      There is a great deal of direct and indirect coercion in payday lending. Discussing examples of such coercion, and even outright fraud, in predatory lending, Professor Kathleen C. Engel and Professor Patricia A. McCoy wrote, “[l]ending fraud comes in endless varieties and is only limited by the ingenuity of the perpetrators . . . . The first type of fraud consists of deception aimed at borrowers.”“The most notorious deceptions include fraudulent disclosures, failures to disclose information as required by law, bait-and-switch tactics, and loans made in collusion with home-repair scams.”

      Coercion exists within the methods by which payday lenders characterize the annual percentage rate (APR). The APR is advertised to the borrower as a fee for procuring the payday loan, but generally comes with additional features, trapping unwary consumers with inordinate fees. These “fees” are essentially a finance charge and when they are actually expressed as an APR it is clear that the percentage rate is astronomically higher. For example, a borrower who requests a $100 loan, writes a check for $115, and receives a cash advance of $100; the $15 fee on that loan translates to an APR of 390%. Depending on the transaction and the jurisdiction, the APR for a payday loan can reach even higher, and range up to 871%. The borrower will not realize that this fee is actually an APR because lenders do everything they can to make sure the borrower does not fully understand the implications of the fees. Payday lenders profit enormously from this type of deception through APR fees.

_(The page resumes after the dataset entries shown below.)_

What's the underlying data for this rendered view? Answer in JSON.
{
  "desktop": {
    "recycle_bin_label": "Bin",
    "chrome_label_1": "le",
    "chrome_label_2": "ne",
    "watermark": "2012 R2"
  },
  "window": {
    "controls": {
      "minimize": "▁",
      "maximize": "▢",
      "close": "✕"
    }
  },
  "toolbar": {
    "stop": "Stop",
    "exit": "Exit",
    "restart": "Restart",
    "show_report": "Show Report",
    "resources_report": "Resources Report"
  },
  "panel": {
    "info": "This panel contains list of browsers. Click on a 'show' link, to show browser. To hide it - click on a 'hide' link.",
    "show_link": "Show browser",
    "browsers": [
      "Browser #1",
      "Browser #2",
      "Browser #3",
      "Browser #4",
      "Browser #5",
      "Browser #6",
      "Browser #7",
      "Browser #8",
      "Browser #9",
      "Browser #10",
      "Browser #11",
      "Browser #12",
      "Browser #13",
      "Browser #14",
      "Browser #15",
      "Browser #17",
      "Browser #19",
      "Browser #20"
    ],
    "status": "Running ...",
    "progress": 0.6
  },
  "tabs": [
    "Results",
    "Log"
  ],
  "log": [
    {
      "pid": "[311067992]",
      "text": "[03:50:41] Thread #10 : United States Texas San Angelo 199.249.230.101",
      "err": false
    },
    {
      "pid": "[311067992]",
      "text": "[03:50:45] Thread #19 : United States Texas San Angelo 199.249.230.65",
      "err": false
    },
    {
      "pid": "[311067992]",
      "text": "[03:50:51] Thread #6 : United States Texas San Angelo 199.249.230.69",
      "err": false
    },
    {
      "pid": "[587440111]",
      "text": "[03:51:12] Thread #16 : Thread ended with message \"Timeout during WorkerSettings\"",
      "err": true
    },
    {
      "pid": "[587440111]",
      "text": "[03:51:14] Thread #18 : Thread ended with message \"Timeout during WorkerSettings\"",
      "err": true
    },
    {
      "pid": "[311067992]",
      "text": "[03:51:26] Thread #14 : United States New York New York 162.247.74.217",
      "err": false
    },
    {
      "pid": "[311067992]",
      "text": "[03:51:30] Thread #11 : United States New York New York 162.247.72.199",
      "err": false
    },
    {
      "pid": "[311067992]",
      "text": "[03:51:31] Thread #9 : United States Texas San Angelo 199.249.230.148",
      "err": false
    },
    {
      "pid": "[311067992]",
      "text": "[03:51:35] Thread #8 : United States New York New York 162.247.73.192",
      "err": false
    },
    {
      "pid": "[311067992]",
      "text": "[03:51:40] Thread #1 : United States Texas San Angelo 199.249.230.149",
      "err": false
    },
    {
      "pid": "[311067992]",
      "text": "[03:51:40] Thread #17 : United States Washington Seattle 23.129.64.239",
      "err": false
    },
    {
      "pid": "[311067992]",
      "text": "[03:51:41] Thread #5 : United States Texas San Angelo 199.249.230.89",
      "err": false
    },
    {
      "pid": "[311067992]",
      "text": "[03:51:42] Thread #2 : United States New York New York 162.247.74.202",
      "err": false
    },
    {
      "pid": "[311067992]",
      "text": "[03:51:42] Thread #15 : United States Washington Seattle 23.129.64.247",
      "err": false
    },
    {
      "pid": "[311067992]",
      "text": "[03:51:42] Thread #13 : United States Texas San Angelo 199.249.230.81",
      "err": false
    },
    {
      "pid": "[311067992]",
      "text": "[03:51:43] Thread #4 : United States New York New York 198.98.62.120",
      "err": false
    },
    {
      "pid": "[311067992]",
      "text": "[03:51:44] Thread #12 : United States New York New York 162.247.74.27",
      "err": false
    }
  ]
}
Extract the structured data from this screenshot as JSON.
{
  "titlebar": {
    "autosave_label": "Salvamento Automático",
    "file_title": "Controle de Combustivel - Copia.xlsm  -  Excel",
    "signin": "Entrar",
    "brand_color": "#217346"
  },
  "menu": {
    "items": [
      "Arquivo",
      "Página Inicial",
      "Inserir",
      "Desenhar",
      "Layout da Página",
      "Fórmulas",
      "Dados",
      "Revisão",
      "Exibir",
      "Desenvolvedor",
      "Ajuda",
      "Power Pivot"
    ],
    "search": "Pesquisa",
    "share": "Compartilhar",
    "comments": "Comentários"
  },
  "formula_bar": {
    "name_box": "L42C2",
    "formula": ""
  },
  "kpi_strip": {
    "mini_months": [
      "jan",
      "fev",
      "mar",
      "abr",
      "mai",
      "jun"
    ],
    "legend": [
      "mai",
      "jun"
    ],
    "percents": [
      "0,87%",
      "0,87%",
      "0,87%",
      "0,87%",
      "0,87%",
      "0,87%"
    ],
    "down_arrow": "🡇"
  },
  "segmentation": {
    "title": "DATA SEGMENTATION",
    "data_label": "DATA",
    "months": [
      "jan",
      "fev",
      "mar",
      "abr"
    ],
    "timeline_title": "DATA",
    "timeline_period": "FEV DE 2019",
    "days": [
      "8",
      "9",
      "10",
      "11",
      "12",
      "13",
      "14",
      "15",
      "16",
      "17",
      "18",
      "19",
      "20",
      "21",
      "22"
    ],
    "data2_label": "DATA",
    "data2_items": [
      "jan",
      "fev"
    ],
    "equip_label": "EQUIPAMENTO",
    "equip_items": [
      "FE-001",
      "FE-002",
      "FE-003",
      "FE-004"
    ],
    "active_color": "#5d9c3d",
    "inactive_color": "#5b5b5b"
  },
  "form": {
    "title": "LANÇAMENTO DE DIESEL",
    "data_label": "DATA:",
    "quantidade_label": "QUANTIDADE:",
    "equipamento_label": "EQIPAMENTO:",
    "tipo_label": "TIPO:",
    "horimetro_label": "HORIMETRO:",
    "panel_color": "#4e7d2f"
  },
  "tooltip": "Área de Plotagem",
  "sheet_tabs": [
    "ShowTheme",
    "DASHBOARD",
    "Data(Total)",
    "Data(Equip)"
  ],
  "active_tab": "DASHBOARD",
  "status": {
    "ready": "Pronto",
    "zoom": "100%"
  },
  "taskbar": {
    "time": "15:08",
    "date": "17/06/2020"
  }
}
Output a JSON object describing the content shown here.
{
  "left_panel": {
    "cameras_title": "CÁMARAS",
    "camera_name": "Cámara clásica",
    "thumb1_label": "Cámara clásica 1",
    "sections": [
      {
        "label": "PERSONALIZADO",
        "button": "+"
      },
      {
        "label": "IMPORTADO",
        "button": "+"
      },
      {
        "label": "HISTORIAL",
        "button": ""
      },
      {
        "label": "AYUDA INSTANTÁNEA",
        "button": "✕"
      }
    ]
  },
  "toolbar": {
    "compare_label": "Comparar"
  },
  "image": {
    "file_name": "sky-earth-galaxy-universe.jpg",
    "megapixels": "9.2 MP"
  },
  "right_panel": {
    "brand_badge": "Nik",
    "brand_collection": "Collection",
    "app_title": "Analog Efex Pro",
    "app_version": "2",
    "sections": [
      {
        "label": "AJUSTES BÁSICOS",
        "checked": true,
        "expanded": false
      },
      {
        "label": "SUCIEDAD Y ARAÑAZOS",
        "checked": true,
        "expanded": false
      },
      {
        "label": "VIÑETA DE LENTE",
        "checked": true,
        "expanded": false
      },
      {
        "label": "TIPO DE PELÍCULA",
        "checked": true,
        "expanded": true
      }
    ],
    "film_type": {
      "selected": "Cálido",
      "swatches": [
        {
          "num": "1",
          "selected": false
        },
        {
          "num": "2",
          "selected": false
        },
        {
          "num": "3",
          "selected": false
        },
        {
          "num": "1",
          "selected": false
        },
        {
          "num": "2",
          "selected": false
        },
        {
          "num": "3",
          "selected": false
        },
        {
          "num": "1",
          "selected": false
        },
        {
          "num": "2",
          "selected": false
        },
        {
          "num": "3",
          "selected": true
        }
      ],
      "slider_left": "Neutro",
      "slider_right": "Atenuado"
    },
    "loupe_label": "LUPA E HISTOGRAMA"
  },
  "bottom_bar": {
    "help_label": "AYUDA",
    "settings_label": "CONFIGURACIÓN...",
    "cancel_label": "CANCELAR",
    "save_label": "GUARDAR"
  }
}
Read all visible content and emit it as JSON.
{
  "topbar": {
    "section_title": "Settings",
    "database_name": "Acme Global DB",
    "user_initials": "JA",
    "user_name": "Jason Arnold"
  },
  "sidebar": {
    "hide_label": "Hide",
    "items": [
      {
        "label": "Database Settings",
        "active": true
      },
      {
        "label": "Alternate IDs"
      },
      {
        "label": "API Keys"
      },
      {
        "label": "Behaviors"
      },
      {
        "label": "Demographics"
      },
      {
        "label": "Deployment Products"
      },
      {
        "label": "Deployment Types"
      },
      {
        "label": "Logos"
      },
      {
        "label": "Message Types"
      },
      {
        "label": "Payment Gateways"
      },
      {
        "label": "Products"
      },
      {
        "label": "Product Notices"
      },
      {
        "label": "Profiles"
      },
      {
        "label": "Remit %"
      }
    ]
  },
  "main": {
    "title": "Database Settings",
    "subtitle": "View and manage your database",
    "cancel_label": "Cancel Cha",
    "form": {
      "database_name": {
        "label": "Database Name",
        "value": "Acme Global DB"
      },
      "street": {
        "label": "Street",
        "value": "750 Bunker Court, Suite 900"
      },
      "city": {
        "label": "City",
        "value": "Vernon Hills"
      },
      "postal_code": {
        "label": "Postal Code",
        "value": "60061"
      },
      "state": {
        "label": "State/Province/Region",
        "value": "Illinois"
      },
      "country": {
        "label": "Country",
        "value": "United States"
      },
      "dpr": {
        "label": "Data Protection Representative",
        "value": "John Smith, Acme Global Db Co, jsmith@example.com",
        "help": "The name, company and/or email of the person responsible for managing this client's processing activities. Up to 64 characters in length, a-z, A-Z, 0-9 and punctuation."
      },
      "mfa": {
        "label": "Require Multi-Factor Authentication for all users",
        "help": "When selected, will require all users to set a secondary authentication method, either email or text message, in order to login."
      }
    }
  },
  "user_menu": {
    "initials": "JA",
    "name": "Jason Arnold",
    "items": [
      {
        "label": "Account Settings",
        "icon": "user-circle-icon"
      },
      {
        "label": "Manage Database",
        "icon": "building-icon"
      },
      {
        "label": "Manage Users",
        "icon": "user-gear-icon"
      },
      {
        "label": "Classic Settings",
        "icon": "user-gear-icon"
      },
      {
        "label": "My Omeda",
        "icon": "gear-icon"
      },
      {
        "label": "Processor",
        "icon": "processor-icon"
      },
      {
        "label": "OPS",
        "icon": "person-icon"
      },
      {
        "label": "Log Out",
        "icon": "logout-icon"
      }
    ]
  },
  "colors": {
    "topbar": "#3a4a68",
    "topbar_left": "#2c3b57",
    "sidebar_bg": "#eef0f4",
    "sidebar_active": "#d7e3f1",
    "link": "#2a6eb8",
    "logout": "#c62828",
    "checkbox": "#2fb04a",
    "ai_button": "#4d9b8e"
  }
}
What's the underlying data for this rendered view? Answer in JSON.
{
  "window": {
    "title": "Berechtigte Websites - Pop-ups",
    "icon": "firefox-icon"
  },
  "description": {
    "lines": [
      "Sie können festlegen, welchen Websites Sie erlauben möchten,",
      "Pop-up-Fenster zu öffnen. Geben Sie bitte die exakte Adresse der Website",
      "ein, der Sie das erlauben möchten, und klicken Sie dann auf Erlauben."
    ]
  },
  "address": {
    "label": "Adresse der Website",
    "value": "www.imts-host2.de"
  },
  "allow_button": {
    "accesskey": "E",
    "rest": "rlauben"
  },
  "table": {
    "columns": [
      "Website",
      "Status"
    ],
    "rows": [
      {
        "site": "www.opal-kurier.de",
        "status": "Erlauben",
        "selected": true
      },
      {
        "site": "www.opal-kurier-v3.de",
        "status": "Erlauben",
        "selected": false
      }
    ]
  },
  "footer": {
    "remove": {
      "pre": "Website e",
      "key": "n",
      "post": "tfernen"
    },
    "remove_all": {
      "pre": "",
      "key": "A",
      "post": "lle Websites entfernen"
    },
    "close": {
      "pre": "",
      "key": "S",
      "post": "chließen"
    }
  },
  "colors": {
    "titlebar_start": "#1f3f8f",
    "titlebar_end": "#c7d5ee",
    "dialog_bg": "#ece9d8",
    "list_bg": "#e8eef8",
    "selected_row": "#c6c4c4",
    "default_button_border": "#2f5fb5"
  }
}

      Professor Michael A. Satz identifies further deceptive practices payday lenders employ to reel in borrowers. “Affinity marketing” schemes are used to mislead customers into thinking that the loans offered are government sanctioned. In addition, lenders encourage borrowers to “enter alternative lending transactions that are designed to skirt, or even break, the laws attempting to regulate the payday lending industry.”“These alternative lending practices include the sale-leaseback transaction, the cash-catalog sale and cash-back advertising.”

      Finally, debt collection options that traditional debt collectors may not use are available to payday lenders. Payday lenders will harass customers and their employers and relatives with vexing telephone calls, threaten violence against customers unable to repay, collect excessive damages from customers, and threaten criminal prosecution against customers who fail to make payments. Some criminal bad-check statutes enable a payday lender to coerce borrowers into paying their debts to avoid criminal prosecution. The analogy has been made that “payday lenders use the threat of jail just as a loan shark might have used the threat of physical violence.” Some of the lenders file criminal complaints in faraway jurisdictions, rendering it impossible for the borrower to respond to the suit. Payday lenders may place a hold on a debtor's checking account to enforce a payment. Complicated arbitration agreements are now emerging in payday loan contracts, and “payday loan companies rely on the in terrorem effect to dissuade consumers from bringing lawsuits.” Borrowers generally sign away any meaningful legal redress available to them when executing many payday lenders' agreements that include mandatory binding arbitration agreements.

      When it comes to receiving their money, payday lenders emerge like wolves, using coercive and frightening tactics to get their payments. As this discussion makes clear, payday lenders engage in various conduct at several stages--from marketing, issuing the loans, and collecting payment--that can be described as opportunistic or aggressive at best, and coercive and predatory at worst.